Supplied entries =>
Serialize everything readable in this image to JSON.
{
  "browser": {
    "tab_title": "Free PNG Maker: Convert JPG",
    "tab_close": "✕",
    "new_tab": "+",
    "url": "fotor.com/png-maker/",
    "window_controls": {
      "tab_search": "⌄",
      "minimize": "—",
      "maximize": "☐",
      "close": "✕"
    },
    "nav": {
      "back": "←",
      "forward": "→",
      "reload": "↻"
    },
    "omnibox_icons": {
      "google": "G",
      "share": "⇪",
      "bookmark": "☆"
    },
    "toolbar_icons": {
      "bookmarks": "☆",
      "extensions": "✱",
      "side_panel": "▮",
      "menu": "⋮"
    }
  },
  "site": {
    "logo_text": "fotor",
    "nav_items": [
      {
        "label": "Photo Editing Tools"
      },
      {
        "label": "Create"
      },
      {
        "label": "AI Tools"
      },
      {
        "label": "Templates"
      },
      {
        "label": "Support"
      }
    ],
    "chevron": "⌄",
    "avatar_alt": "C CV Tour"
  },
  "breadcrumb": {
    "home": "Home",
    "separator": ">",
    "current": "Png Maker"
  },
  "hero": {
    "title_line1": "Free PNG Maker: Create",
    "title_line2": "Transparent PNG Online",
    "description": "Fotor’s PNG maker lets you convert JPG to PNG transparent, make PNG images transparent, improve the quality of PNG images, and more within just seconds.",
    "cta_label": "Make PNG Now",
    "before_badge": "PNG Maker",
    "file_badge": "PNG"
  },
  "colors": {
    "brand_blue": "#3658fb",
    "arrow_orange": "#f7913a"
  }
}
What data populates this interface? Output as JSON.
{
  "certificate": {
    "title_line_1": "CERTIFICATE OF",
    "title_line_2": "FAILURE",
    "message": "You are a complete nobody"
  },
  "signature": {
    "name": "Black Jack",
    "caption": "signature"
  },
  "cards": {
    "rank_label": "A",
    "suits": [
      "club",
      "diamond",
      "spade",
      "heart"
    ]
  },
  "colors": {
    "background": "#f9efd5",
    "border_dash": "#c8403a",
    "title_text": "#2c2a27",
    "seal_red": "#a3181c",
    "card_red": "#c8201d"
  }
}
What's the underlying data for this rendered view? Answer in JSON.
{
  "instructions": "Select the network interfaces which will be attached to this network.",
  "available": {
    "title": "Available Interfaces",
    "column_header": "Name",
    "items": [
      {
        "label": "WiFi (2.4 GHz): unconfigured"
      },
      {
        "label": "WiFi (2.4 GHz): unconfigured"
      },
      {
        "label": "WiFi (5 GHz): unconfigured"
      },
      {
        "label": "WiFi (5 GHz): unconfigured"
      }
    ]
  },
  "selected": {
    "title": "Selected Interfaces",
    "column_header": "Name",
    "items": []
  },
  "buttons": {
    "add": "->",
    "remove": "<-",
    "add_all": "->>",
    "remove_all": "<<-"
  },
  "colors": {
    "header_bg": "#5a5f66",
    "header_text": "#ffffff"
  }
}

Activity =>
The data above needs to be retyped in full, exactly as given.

Exercise result =>
Serialize everything readable in this image to JSON.
{
  "browser": {
    "tab_title": "Free PNG Maker: Convert JPG",
    "tab_close": "✕",
    "new_tab": "+",
    "url": "fotor.com/png-maker/",
    "window_controls": {
      "tab_search": "⌄",
      "minimize": "—",
      "maximize": "☐",
      "close": "✕"
    },
    "nav": {
      "back": "←",
      "forward": "→",
      "reload": "↻"
    },
    "omnibox_icons": {
      "google": "G",
      "share": "⇪",
      "bookmark": "☆"
    },
    "toolbar_icons": {
      "bookmarks": "☆",
      "extensions": "✱",
      "side_panel": "▮",
      "menu": "⋮"
    }
  },
  "site": {
    "logo_text": "fotor",
    "nav_items": [
      {
        "label": "Photo Editing Tools"
      },
      {
        "label": "Create"
      },
      {
        "label": "AI Tools"
      },
      {
        "label": "Templates"
      },
      {
        "label": "Support"
      }
    ],
    "chevron": "⌄",
    "avatar_alt": "C CV Tour"
  },
  "breadcrumb": {
    "home": "Home",
    "separator": ">",
    "current": "Png Maker"
  },
  "hero": {
    "title_line1": "Free PNG Maker: Create",
    "title_line2": "Transparent PNG Online",
    "description": "Fotor’s PNG maker lets you convert JPG to PNG transparent, make PNG images transparent, improve the quality of PNG images, and more within just seconds.",
    "cta_label": "Make PNG Now",
    "before_badge": "PNG Maker",
    "file_badge": "PNG"
  },
  "colors": {
    "brand_blue": "#3658fb",
    "arrow_orange": "#f7913a"
  }
}
What data populates this interface? Output as JSON.
{
  "certificate": {
    "title_line_1": "CERTIFICATE OF",
    "title_line_2": "FAILURE",
    "message": "You are a complete nobody"
  },
  "signature": {
    "name": "Black Jack",
    "caption": "signature"
  },
  "cards": {
    "rank_label": "A",
    "suits": [
      "club",
      "diamond",
      "spade",
      "heart"
    ]
  },
  "colors": {
    "background": "#f9efd5",
    "border_dash": "#c8403a",
    "title_text": "#2c2a27",
    "seal_red": "#a3181c",
    "card_red": "#c8201d"
  }
}
What's the underlying data for this rendered view? Answer in JSON.
{
  "instructions": "Select the network interfaces which will be attached to this network.",
  "available": {
    "title": "Available Interfaces",
    "column_header": "Name",
    "items": [
      {
        "label": "WiFi (2.4 GHz): unconfigured"
      },
      {
        "label": "WiFi (2.4 GHz): unconfigured"
      },
      {
        "label": "WiFi (5 GHz): unconfigured"
      },
      {
        "label": "WiFi (5 GHz): unconfigured"
      }
    ]
  },
  "selected": {
    "title": "Selected Interfaces",
    "column_header": "Name",
    "items": []
  },
  "buttons": {
    "add": "->",
    "remove": "<-",
    "add_all": "->>",
    "remove_all": "<<-"
  },
  "colors": {
    "header_bg": "#5a5f66",
    "header_text": "#ffffff"
  }
}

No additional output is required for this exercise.